__TASK STATEMENT__.
Write out every entry below exactly as it appears. Pictures do not belong in the copy.

Items from an interface collection:
▬▬▬
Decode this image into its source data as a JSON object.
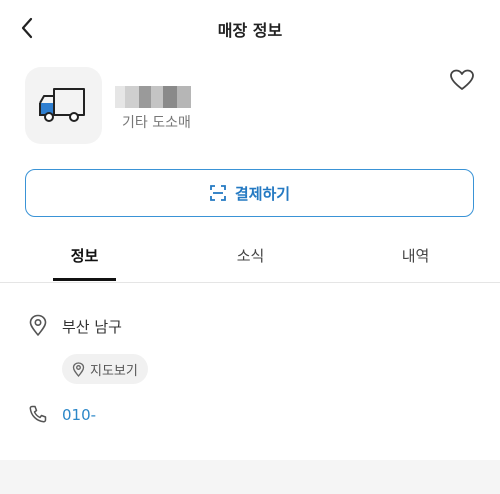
{
  "header": {
    "title": "매장 정보"
  },
  "store": {
    "category": "기타 도소매",
    "logo_icon": "truck-icon",
    "favorite_icon": "heart-icon"
  },
  "pay_button": {
    "label": "결제하기",
    "icon": "scan-icon"
  },
  "tabs": [
    {
      "label": "정보",
      "active": true
    },
    {
      "label": "소식",
      "active": false
    },
    {
      "label": "내역",
      "active": false
    }
  ],
  "info": {
    "address": "부산 남구",
    "map_button": "지도보기",
    "phone": "010-"
  },
  "colors": {
    "accent": "#2479c2",
    "border_accent": "#3a93d6",
    "phone": "#2b87c8"
  }
}
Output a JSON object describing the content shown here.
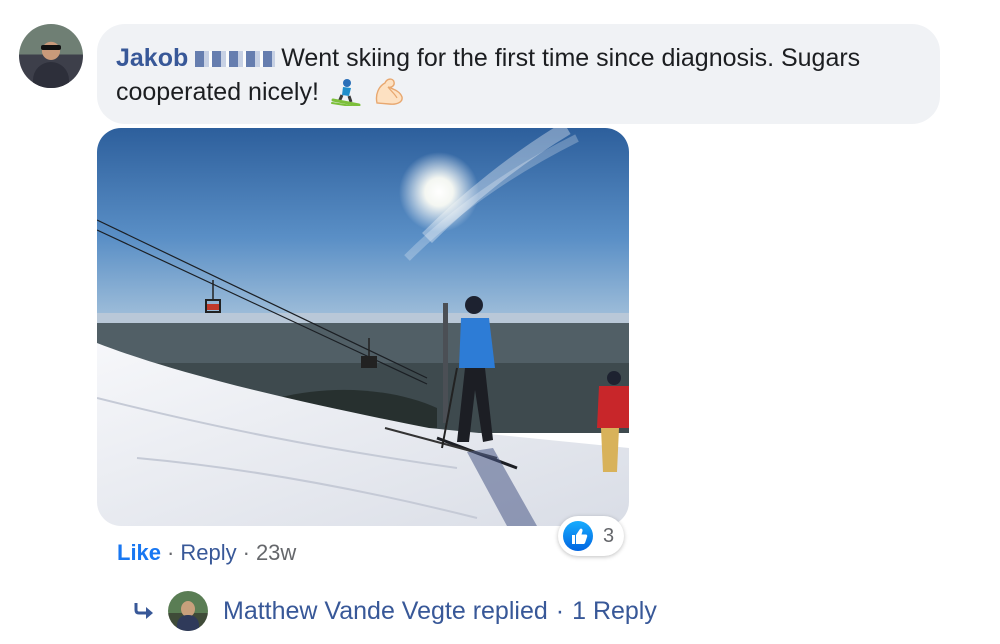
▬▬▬
__SOLUTION FOR THIS TASK__.
Decode this image into its source data as a JSON object.
{
  "header": {
    "title": "매장 정보"
  },
  "store": {
    "category": "기타 도소매",
    "logo_icon": "truck-icon",
    "favorite_icon": "heart-icon"
  },
  "pay_button": {
    "label": "결제하기",
    "icon": "scan-icon"
  },
  "tabs": [
    {
      "label": "정보",
      "active": true
    },
    {
      "label": "소식",
      "active": false
    },
    {
      "label": "내역",
      "active": false
    }
  ],
  "info": {
    "address": "부산 남구",
    "map_button": "지도보기",
    "phone": "010-"
  },
  "colors": {
    "accent": "#2479c2",
    "border_accent": "#3a93d6",
    "phone": "#2b87c8"
  }
}
Output a JSON object describing the content shown here.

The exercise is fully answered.